Thursday, September 30, 2010

Despite G20 Pledge, Global Trade Friction Heating Up

(Globe and Mail – Kevin Carmichael)

The resolve of the Group of 20 countries to stare down trade barriers is wavering.

The G20 declared early in its fight against the financial crisis it would resist the impulse to placate domestic interests, vowing to resist protectionism. Officials recognized the self-defeating effect that tariff walls had during the Great Depression.

For the most part, the leaders of world’s major economies have remained true to their word. Global trade will increase 13.5% this year, according to the World Trade Organization, a feat that suggests shipping lanes have been left wide open.

Still, trade friction between some nations is building.

Lawmakers in the United States are scheduled to vote on legislation Wednesday that would allow companies to seek retribution for sales lost to international competitors that benefit from government manipulation of exchange rates.

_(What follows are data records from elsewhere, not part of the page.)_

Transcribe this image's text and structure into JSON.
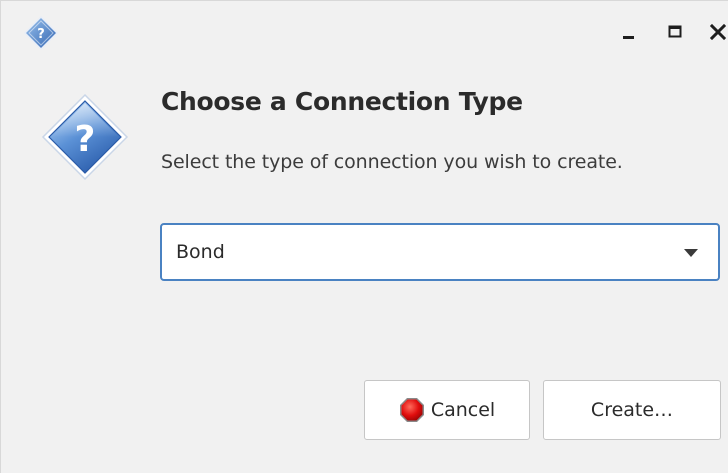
{
  "window": {
    "app_icon": "question-diamond-icon",
    "controls": {
      "minimize_icon": "minimize-icon",
      "maximize_icon": "maximize-icon",
      "close_icon": "close-icon"
    }
  },
  "dialog": {
    "icon": "question-diamond-icon",
    "heading": "Choose a Connection Type",
    "subtitle": "Select the type of connection you wish to create.",
    "connection_type": {
      "selected": "Bond"
    },
    "buttons": {
      "cancel_label": "Cancel",
      "cancel_icon": "stop-icon",
      "create_label": "Create…"
    }
  },
  "colors": {
    "window_bg": "#f1f1f1",
    "focus_border": "#4a82c2",
    "icon_blue": "#3f78c4",
    "stop_red": "#d01010"
  }
}
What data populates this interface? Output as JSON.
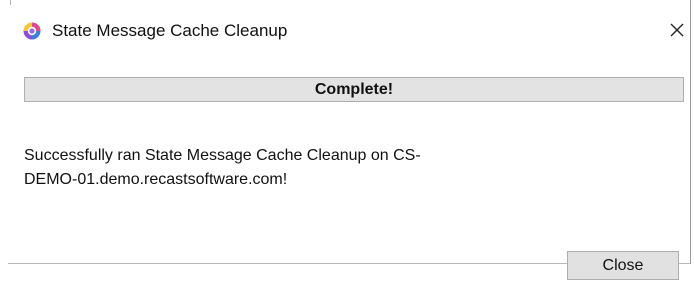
{
  "window": {
    "title": "State Message Cache Cleanup",
    "app_icon": "recast-app-icon",
    "close_icon": "close-icon"
  },
  "status": {
    "banner_text": "Complete!"
  },
  "message": {
    "line1": "Successfully ran State Message Cache Cleanup on CS-",
    "line2": "DEMO-01.demo.recastsoftware.com!"
  },
  "buttons": {
    "close_label": "Close"
  },
  "colors": {
    "banner_bg": "#e3e3e3",
    "button_bg": "#e1e1e1",
    "icon_yellow": "#f3c53a",
    "icon_purple": "#8a4fd8",
    "icon_blue": "#3d7fd8"
  }
}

The bill is aimed squarely at China, which many unions and some companies blame for lost jobs, even though the country is the U.S.’s fastest-growing export market.

“We’ve had a trend towards more disputes, as compared to the sort of businesslike flow which we had for the two to three years preceding the crisis,” WTO director-general Pascal Lamy conceded last week, according to a report on Read more here.